Exercise prompt =
What is the number of lines in these records that hold the word "information"? Reply with that number alone.

Dataset rows for apps and sites

____

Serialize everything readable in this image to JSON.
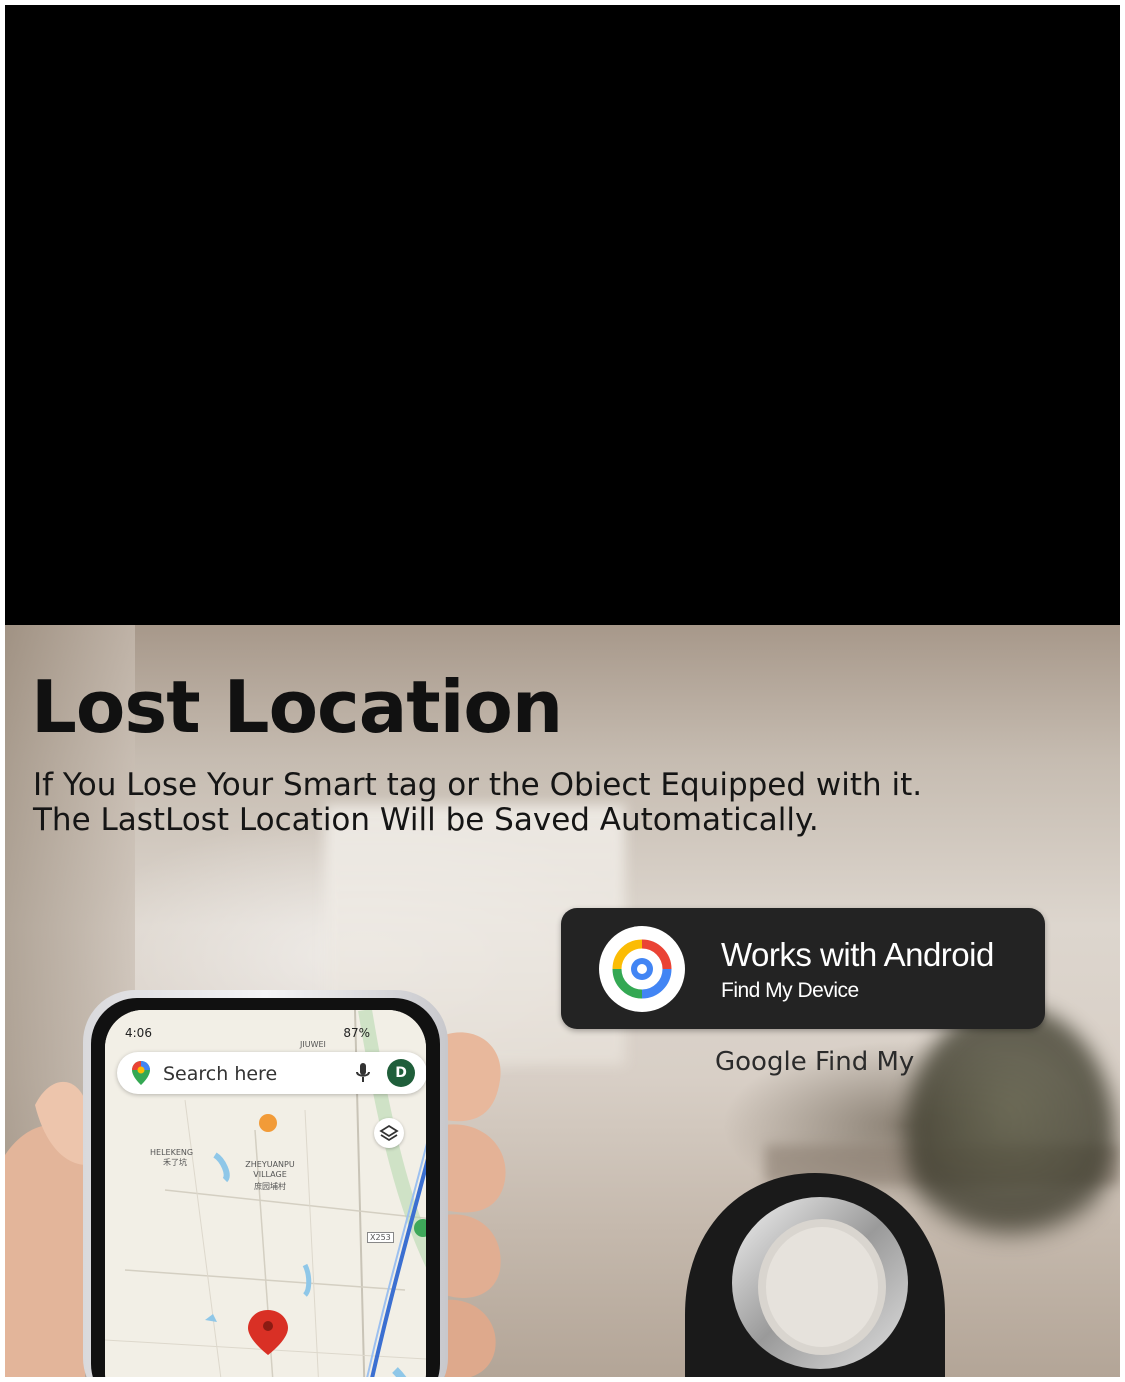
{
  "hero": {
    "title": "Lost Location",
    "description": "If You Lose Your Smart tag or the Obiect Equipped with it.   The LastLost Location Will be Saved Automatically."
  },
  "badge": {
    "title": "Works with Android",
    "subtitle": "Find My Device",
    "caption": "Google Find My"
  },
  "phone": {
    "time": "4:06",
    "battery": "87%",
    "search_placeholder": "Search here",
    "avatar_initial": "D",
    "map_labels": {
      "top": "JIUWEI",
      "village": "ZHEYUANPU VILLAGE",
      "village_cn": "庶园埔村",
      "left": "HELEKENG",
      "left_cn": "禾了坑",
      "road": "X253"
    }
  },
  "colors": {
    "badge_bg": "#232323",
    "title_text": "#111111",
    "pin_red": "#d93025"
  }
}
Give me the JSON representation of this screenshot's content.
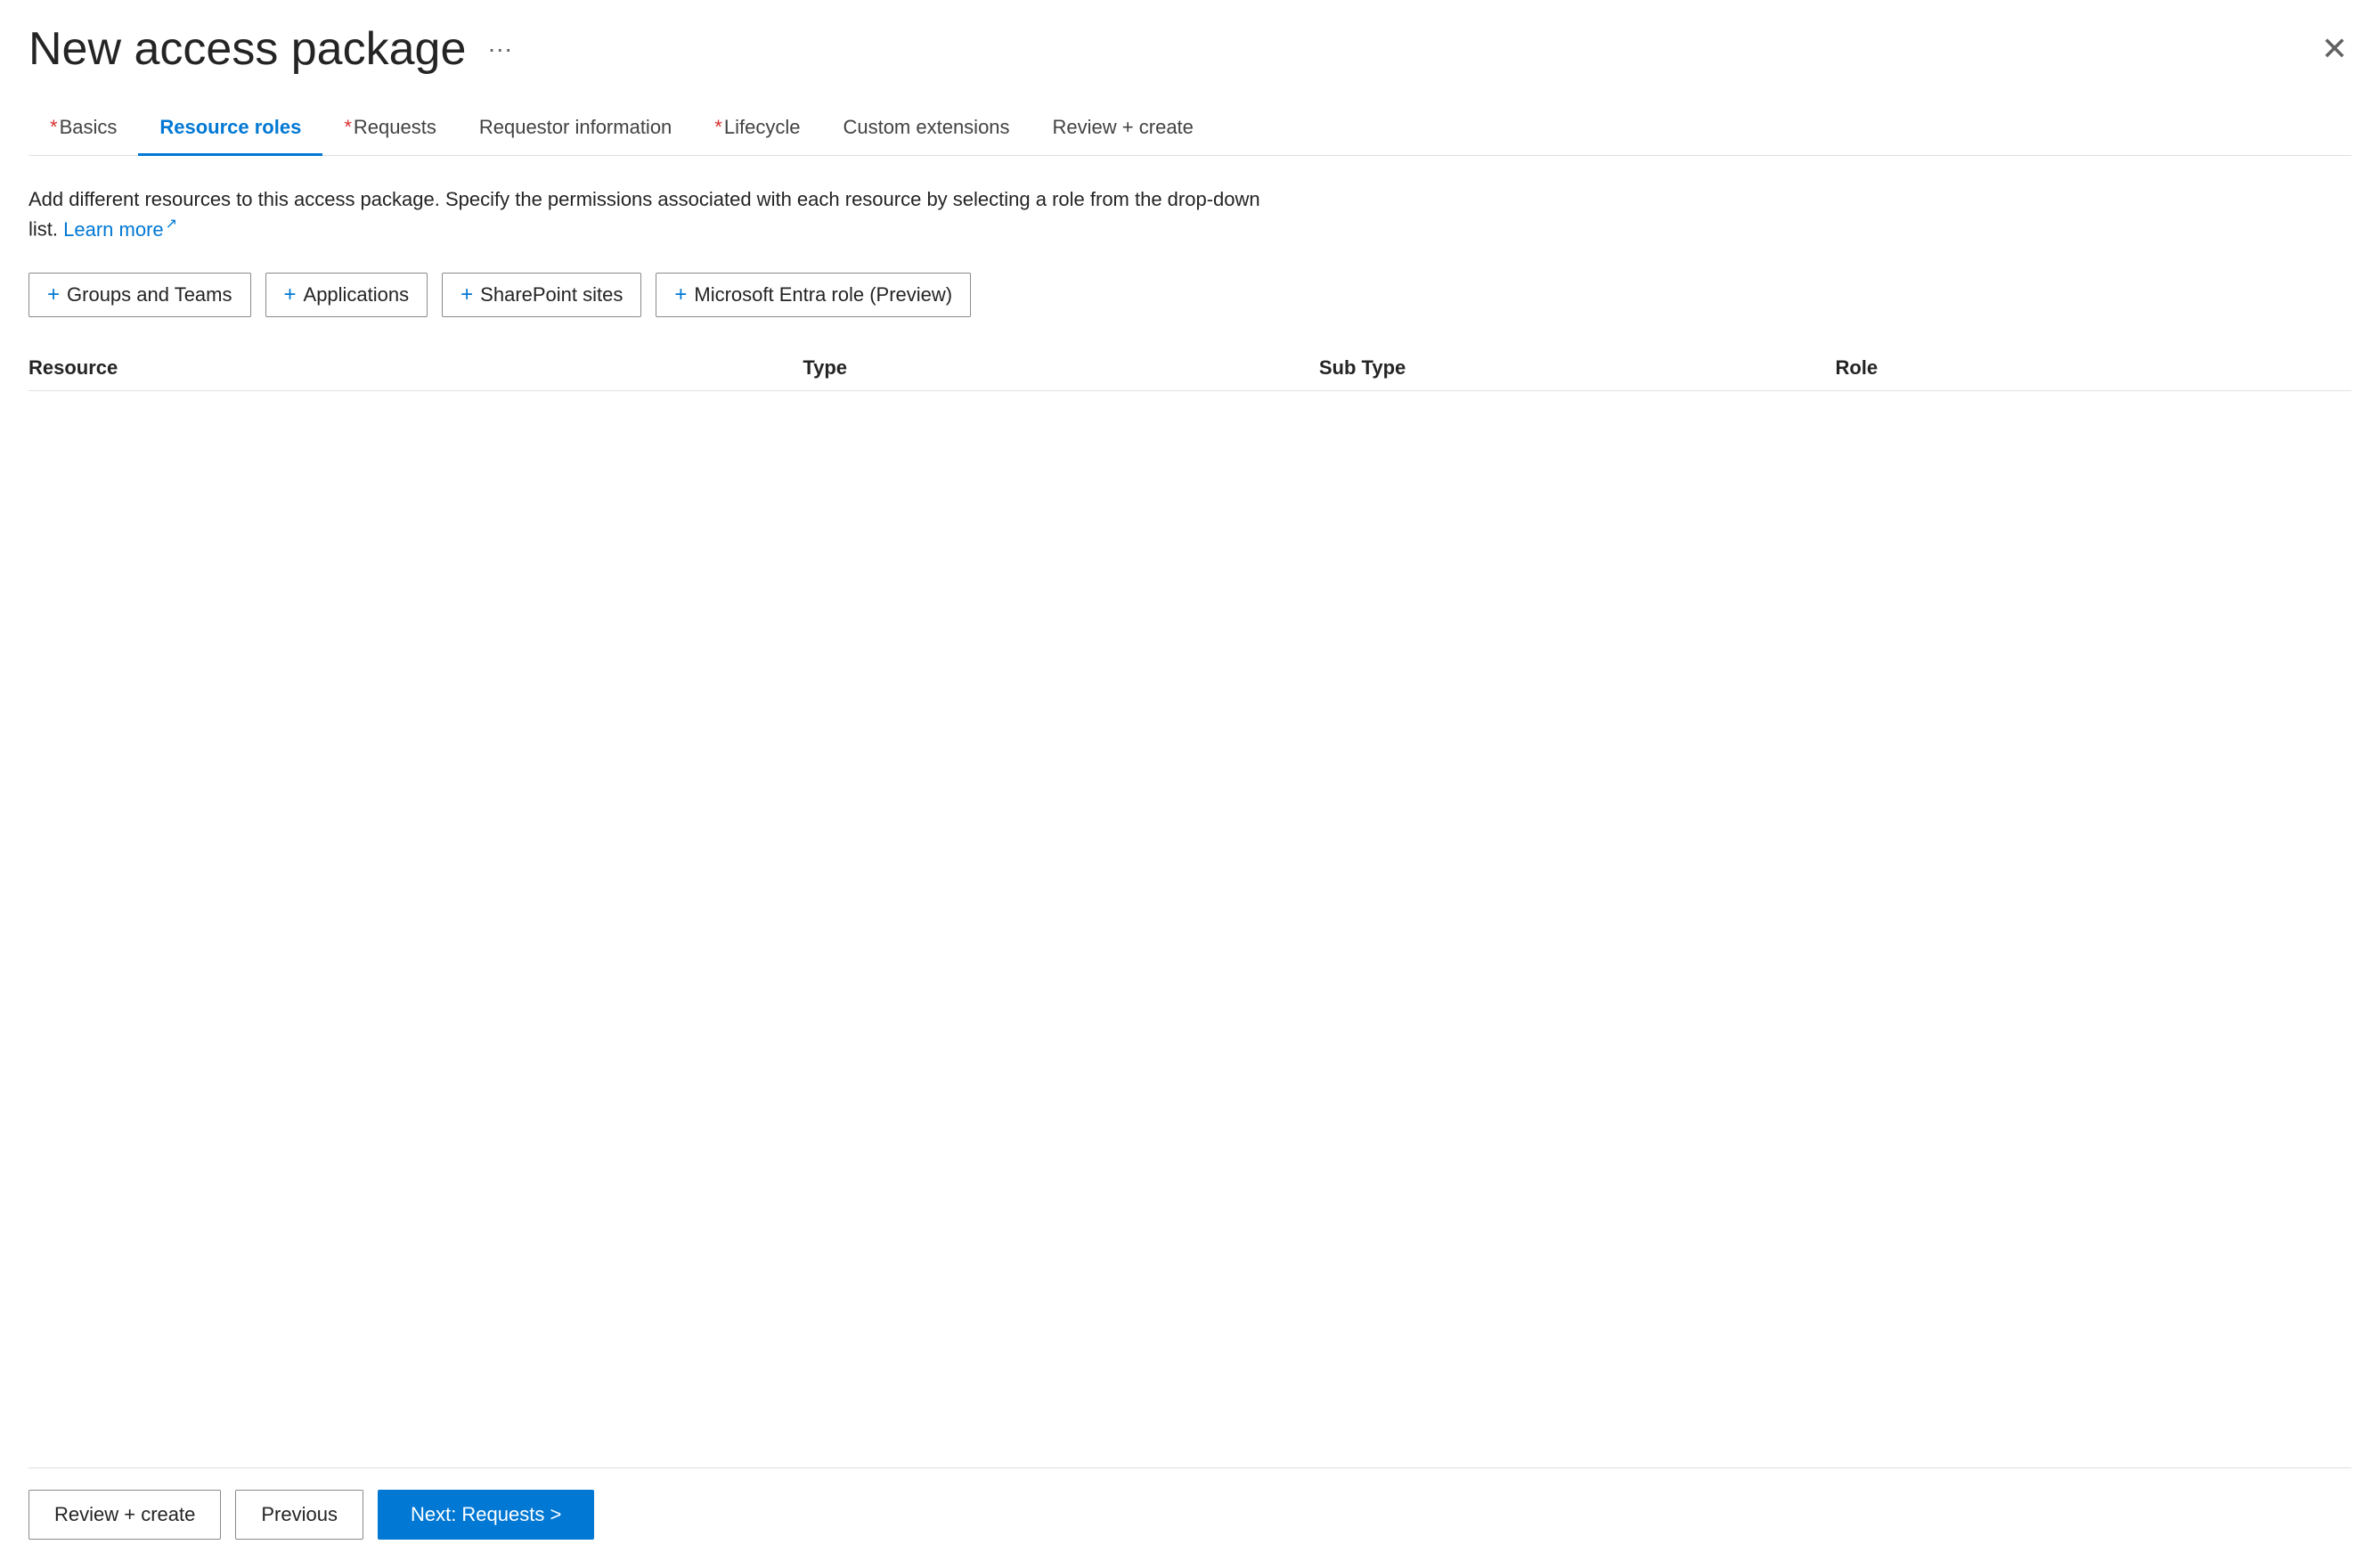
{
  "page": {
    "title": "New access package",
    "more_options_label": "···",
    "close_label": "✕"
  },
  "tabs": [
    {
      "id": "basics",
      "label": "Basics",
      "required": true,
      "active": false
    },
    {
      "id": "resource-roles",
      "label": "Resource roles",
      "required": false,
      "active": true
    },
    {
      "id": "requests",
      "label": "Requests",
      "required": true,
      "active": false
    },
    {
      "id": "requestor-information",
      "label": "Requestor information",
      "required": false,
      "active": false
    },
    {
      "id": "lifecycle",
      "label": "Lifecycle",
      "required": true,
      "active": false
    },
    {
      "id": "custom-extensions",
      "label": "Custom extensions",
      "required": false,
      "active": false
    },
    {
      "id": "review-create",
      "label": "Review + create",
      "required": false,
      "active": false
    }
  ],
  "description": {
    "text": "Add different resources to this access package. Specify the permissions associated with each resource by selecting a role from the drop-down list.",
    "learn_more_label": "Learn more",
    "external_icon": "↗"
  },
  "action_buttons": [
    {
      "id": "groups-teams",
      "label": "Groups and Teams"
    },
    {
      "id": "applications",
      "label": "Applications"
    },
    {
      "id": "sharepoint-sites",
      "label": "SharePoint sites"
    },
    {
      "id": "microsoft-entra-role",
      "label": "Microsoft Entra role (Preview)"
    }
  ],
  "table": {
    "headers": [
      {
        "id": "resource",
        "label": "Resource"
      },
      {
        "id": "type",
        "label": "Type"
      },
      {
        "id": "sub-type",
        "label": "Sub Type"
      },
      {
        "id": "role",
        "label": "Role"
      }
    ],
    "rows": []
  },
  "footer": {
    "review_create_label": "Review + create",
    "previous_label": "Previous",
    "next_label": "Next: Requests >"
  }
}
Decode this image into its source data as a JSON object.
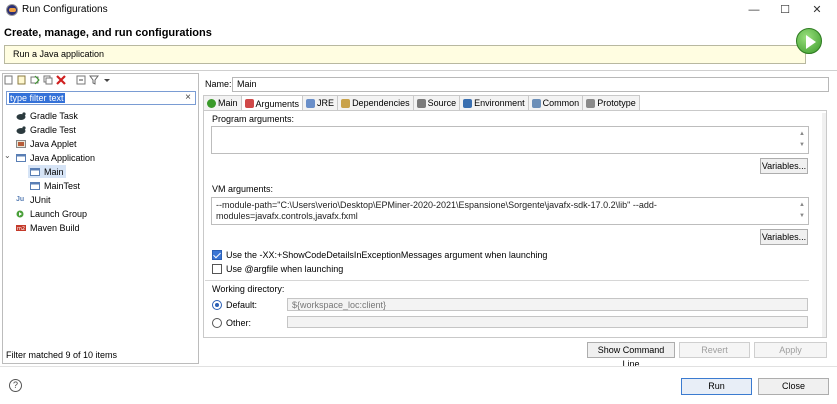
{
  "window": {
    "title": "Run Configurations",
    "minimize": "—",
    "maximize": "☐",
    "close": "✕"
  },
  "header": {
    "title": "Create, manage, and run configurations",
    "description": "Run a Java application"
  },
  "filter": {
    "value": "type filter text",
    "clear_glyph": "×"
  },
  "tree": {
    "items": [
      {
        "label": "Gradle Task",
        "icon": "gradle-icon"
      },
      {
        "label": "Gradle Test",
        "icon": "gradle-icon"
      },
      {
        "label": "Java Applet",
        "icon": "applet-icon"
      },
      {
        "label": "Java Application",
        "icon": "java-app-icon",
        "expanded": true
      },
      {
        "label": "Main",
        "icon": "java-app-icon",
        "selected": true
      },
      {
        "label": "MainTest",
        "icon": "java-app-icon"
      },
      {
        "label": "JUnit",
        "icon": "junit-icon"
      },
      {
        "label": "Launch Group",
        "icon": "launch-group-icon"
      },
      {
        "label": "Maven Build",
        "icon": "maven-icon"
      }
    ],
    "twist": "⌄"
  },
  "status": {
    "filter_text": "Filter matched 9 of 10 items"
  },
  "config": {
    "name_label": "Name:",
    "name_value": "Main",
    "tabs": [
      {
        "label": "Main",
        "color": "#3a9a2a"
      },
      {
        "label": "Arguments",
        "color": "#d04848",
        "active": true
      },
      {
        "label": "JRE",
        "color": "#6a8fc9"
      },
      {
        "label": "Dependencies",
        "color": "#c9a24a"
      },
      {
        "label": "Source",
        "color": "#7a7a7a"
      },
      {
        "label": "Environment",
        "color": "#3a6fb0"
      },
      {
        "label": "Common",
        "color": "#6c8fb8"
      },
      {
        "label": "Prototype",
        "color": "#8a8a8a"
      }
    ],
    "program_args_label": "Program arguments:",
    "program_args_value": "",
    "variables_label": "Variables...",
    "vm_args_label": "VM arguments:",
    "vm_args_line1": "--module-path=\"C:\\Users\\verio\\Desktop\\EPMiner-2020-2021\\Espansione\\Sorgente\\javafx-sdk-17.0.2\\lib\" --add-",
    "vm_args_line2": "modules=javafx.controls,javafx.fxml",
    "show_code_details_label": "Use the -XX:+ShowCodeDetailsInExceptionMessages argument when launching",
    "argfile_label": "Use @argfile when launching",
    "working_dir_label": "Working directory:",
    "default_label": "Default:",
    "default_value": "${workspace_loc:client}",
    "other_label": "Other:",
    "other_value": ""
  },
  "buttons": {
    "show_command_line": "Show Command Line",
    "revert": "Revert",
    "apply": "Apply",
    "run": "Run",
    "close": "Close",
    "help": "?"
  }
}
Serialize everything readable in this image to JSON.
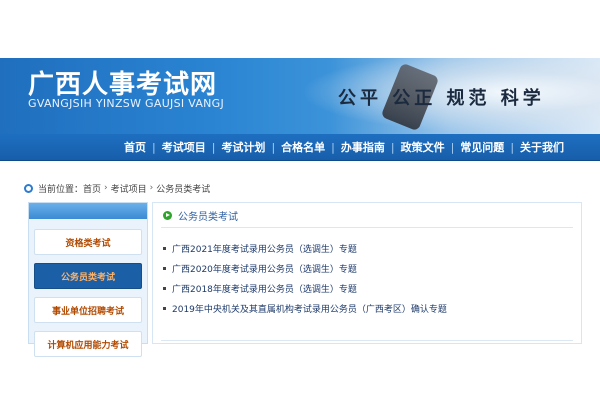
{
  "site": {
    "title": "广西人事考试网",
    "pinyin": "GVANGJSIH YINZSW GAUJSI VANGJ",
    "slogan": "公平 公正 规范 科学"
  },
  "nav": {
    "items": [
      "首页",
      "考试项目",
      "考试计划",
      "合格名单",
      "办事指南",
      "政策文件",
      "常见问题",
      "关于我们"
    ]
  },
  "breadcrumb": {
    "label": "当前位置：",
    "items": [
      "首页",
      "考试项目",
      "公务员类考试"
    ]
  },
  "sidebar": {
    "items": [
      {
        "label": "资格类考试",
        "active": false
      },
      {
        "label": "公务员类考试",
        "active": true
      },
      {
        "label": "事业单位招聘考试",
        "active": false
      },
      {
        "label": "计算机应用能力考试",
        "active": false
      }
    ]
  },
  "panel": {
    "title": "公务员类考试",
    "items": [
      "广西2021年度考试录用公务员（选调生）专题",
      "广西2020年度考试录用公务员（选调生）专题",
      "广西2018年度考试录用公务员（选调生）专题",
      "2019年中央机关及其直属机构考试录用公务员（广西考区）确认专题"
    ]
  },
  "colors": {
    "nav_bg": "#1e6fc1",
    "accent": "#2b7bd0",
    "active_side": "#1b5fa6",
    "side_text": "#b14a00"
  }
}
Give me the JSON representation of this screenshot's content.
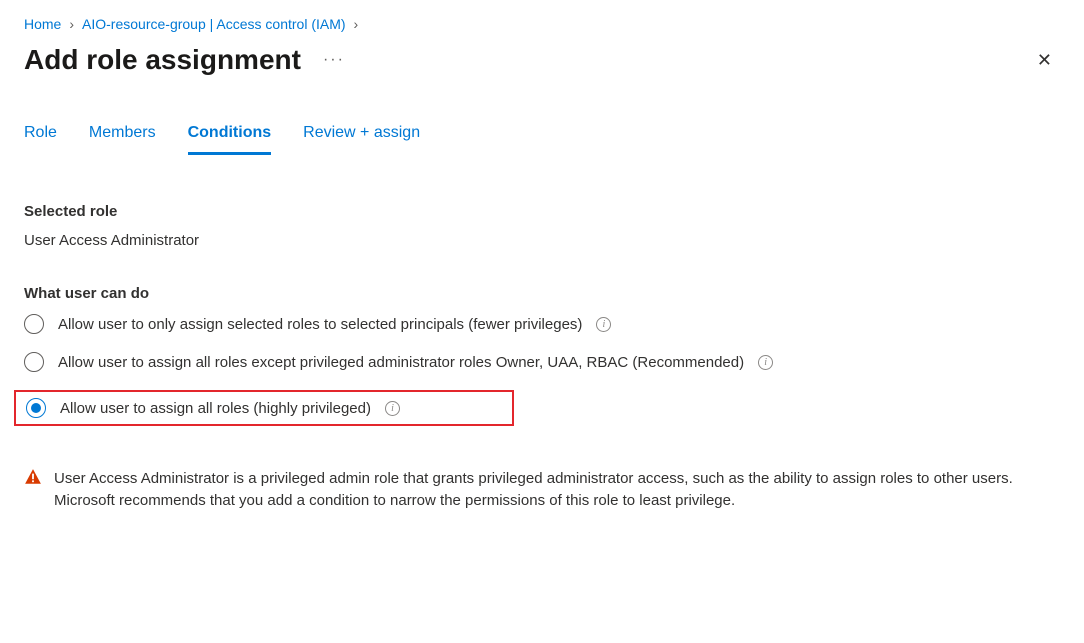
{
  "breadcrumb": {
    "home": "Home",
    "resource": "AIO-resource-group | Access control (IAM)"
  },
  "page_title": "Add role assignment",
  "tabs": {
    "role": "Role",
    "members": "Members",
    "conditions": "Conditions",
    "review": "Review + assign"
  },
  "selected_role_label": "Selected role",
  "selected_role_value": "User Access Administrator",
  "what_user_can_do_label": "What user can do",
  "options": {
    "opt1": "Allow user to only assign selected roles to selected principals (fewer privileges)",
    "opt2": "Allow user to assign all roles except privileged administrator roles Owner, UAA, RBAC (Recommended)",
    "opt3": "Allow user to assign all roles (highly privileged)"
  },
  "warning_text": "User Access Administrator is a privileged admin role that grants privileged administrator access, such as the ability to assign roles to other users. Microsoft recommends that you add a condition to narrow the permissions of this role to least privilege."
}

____

Answer below =
2